3. A decree which does not follow the verdict is not for that reason void, but irregular, and may be amended on motion. Lenoard v. Collier, 53 Ga. 388; Latimer v. Sweat, 125 Ga. 475 ( 54 S.E. 673), and cases cited. A judgment or decree which is amendable should not be set aside. Guilli v. Pierce, 78 Ga. 49. In Latimer v. Sweat, supra, this court said: "Where in an attachment case no proceedings were taken as provided by law for the purpose of obtaining a general judgment against the defendant, but the judgment entered up was both generally against the defendant and specially to be enforced against the property attached, such a judgment could be amended by striking the general feature of it even after the expiration of the term when it was rendered." The decree here, if it did not follow the verdict, being amendable on motion therefor, it was not erroneous to sustain the general demurrer.

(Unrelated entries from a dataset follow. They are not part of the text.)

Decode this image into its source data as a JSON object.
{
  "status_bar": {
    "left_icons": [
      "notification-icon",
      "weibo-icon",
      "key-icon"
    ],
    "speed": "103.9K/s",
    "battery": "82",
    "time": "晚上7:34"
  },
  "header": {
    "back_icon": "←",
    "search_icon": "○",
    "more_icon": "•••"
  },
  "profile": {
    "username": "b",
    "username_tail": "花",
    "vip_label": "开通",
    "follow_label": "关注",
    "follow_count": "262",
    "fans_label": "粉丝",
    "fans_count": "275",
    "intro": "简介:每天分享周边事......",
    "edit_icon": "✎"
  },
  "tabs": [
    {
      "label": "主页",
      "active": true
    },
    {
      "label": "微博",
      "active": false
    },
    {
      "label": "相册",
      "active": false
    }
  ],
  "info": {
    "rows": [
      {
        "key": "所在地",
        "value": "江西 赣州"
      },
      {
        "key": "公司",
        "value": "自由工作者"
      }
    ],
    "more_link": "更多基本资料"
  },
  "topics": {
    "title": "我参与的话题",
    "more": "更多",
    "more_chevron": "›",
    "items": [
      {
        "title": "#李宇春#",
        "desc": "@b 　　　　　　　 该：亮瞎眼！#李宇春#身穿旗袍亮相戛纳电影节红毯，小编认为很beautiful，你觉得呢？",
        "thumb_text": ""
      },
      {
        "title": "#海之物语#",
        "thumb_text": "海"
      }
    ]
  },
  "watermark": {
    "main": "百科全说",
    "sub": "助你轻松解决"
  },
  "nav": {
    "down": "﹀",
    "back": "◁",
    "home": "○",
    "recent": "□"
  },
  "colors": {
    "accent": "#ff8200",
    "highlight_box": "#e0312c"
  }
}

4. Since it was not error to sustain the general demurrer and dismiss the suit, it becomes unnecessary to pass upon the other issues presented by the record.
Judgment affirmed. All the Justices concur.